Despite my minor criticism, this discussion is a very important one, and if you are a preacher you will gain some good insight from this lively discussion.
For the first year the audio downloads of the Shepherds Conference are free of charge right out of the gate. You just have to sign up for an account if you don’t have one.
There are some great highlights for this years conference.
John MacArthur opened the conference with a careful and we reasoned address on 6 day creation. MacArthur contends that creation is a miracle and is therefore out of the bounds of science to analyze in any satisfying way, and therefore, we need to be careful that we keep science in it’s place. After all, scientific method is not perfect or infallible. Lazarus was raised from the dead, and Jesus multiplied the fish and loaves to feed 5000. Would science be of any service if it were able to analyze the fish or sample the blood of Lazarus? MacArthur offers a great many arguments that cannot be overlooked by Christians’ who engage in “Creation Science”.

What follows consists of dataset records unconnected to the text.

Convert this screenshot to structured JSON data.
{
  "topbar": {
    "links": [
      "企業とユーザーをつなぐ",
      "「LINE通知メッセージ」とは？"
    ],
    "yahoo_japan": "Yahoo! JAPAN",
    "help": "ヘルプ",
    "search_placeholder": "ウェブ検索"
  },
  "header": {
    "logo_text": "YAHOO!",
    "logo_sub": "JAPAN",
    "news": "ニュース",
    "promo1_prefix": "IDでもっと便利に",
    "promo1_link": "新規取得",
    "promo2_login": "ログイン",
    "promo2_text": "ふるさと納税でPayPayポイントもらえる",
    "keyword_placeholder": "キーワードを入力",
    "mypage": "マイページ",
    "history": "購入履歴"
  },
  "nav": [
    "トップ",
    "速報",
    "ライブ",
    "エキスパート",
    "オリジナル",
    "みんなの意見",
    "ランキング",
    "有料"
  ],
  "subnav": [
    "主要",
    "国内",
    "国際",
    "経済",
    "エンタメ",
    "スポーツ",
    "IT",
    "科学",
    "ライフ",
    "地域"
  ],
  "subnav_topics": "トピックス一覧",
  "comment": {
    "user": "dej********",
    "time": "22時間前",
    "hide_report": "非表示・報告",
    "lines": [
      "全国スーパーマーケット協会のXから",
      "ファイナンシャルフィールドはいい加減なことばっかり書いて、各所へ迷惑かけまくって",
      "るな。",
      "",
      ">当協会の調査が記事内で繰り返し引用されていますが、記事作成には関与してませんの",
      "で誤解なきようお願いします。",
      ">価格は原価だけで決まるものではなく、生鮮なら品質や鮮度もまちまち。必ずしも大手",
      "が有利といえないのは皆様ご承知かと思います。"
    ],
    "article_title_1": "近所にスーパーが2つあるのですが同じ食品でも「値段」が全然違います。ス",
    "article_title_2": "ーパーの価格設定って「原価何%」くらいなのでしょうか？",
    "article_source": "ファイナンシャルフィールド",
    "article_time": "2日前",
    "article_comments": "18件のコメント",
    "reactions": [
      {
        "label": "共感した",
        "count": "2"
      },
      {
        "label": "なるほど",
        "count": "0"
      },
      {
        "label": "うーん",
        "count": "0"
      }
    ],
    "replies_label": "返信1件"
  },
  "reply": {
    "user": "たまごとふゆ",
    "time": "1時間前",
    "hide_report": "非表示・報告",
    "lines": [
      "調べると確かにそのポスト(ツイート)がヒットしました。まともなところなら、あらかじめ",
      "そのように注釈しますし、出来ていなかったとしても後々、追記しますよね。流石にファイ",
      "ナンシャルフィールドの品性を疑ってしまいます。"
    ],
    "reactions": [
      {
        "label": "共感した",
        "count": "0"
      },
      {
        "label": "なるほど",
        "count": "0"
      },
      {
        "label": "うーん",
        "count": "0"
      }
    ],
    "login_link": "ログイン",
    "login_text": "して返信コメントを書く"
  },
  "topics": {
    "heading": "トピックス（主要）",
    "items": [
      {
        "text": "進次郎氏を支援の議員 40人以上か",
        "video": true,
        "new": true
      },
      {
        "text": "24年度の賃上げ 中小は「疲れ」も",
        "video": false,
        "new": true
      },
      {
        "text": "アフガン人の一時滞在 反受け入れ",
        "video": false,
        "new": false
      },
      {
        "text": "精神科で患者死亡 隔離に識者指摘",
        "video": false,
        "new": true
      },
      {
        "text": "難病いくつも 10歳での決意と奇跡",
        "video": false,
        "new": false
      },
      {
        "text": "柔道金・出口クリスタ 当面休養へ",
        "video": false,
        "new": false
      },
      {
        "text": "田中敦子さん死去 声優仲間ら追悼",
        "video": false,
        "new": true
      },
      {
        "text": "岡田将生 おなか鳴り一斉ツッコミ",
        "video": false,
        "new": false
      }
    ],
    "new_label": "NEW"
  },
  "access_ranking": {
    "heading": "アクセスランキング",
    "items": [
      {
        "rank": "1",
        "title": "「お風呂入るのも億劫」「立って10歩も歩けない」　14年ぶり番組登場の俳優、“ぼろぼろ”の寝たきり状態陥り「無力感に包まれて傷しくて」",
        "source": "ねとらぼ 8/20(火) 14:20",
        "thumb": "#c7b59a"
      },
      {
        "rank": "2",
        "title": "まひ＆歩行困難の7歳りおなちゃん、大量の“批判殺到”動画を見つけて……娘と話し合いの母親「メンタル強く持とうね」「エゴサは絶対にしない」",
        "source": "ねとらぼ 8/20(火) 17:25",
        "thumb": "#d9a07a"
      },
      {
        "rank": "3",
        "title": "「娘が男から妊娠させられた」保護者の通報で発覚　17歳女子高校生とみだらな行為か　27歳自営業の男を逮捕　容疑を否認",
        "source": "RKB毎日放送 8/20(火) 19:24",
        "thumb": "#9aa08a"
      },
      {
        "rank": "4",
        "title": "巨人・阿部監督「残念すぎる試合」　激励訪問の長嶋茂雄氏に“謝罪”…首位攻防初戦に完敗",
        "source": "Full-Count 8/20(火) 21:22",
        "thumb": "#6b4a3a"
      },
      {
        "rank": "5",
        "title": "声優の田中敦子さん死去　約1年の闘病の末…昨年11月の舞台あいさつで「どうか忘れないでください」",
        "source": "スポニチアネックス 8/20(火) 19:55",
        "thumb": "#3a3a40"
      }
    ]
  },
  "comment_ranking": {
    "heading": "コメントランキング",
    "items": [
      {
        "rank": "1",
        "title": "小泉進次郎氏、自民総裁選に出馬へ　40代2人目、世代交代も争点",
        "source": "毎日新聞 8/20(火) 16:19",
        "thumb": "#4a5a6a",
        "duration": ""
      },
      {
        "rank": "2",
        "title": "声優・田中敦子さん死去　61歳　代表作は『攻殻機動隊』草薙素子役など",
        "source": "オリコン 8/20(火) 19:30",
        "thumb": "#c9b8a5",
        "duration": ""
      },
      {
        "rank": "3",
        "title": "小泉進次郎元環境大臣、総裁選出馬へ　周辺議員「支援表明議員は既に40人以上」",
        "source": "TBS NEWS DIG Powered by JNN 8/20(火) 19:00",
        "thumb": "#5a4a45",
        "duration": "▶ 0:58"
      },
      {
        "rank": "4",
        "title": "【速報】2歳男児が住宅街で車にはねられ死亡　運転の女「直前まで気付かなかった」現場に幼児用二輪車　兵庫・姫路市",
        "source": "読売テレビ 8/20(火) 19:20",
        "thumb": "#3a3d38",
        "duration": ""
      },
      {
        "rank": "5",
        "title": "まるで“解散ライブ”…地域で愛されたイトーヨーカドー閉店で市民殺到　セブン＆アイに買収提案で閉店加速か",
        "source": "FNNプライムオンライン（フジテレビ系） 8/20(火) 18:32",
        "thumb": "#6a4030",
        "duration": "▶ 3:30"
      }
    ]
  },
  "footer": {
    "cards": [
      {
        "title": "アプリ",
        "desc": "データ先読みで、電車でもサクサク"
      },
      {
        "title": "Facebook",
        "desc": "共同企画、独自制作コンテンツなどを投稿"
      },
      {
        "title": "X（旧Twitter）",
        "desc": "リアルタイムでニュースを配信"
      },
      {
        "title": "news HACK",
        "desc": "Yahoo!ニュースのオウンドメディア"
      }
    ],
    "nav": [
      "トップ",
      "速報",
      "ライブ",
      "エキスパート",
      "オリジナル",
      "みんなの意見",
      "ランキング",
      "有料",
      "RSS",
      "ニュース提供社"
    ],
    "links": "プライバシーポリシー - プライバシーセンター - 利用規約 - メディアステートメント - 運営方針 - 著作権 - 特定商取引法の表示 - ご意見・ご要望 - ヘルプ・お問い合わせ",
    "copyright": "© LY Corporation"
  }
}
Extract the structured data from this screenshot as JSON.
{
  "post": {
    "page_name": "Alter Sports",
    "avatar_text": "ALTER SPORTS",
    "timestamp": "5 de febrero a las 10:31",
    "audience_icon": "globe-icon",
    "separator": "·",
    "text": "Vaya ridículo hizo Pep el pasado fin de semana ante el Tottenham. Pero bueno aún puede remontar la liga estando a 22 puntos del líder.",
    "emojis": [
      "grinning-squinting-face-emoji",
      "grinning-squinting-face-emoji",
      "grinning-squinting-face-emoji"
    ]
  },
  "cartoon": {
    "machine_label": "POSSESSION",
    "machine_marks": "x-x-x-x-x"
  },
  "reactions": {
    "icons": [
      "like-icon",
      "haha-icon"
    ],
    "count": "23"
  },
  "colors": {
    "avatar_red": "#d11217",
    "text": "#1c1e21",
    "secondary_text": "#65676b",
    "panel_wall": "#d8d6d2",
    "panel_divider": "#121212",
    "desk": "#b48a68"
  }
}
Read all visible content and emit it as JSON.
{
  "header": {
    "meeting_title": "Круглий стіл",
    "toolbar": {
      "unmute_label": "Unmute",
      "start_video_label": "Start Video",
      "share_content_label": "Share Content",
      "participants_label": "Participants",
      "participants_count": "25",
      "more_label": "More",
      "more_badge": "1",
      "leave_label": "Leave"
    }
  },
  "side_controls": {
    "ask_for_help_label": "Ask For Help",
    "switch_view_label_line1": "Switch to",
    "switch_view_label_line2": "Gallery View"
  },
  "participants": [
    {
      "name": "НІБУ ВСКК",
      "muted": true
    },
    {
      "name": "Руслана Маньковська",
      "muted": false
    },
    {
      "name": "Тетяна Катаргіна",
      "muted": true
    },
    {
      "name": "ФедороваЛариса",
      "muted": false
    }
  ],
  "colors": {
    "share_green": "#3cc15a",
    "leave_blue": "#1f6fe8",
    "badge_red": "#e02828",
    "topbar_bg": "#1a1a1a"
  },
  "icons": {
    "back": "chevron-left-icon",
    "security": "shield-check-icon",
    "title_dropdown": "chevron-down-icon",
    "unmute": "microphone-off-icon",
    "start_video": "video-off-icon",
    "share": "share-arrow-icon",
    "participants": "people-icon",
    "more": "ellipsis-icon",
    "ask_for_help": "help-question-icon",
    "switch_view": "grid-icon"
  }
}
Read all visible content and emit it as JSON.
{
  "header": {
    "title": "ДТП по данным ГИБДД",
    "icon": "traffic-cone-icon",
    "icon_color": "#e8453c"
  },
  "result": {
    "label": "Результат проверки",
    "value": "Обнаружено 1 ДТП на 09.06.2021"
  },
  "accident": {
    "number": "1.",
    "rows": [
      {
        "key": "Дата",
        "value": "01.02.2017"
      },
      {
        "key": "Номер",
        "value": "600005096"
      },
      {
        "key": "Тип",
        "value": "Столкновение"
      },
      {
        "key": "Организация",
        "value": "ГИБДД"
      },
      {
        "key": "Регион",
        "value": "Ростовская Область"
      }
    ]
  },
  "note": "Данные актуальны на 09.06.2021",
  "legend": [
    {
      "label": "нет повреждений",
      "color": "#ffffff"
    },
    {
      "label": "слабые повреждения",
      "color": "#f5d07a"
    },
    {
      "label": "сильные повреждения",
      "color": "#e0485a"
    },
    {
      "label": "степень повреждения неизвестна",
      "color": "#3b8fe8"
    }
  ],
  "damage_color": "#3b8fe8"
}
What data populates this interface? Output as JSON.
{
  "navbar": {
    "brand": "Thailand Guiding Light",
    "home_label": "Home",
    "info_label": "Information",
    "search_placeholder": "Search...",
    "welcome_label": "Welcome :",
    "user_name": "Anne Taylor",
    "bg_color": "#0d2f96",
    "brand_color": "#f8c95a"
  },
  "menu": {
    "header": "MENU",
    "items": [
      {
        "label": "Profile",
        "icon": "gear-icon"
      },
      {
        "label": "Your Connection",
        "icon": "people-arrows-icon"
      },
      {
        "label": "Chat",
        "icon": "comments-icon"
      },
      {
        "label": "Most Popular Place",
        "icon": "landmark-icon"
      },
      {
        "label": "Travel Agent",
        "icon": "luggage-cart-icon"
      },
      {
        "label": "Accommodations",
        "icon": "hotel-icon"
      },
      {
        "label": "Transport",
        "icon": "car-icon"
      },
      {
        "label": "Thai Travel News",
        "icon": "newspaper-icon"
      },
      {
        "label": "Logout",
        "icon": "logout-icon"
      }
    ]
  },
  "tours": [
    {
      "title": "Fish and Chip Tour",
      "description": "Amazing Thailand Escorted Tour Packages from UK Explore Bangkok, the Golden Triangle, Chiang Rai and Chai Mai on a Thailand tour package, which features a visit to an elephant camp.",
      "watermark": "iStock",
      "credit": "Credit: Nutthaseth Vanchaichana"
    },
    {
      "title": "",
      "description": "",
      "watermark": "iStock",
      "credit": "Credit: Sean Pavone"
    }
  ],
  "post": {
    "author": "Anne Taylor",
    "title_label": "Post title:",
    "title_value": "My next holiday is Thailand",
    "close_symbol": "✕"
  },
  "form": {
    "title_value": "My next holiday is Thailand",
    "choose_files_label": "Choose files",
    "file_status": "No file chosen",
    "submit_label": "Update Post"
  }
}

The headliner to the Shepherds Conference this year belongs to Al Mohler, for his one address which powerfully exhorts preachers to authoritative preaching. To preach without an element of authority means 1. you don’t know your text, and 2. you don’t fully understand that Scripture is the very Word of God to man. If we believe that the power of God is in the Word’s of Scripture we will preach it as such. Our preaching will reflect this conviction. Phil Johnson writes a post on the conference, particularly highlighting Al Mohler’s address.
In General Session 3, John MacArthur talks about the history of his ministry and how he developed his convictions about how the church should operate. This was a very helpful address that will encourage pastors to remain faithful to Scripture while shelving the business and contextualization strategies that plague the church today.
General Session 5 is a Q&A with MacArthur on the subject of expository preaching. These are not questions from the audience, these are questions written by the elders and pastors at Grace Community Church. The result is a very informative and helpful session about the place of preaching, why expository preaching is so important, and what methods MacArthur uses. There is so much information here you will want to have pen and paper to take notes.
Phil Johnson steps up to the plate and completely dismantles the new trend toward vulgarity in the pulpit, and in my estimation, leaves those who engage in such a pulpit practice without any of their usual arguments for doing so. Phil looks to Paul’s letter to Titus for his exhortation. Titus was a pastor in Crete, which was a grunge culture of new converts, very similar to the target audience of most evangelical post-modern preachers who bring vulgarity into the pulpit. Paul did not suggest in any way that Titus contextualize his preaching in that culture. Phil’s arguments and biblical reasoning takes the wind out of their sails and calls them to repentence.
Rick Holland considers what it means to have a fearless ministry, to the likes of John Knox and the Apostle Paul. Rick looks at 2 Corinthians 11 and gives some strong and weighty exhortation to fearlessness.
Steve Lawson looks at Galatians 1 and considers what it means to defend the Gospel.
MacArthur closes the conference by addressing the common question, “Why does God allow suffering and evil in the world?” He does this by looking at different categories of evil.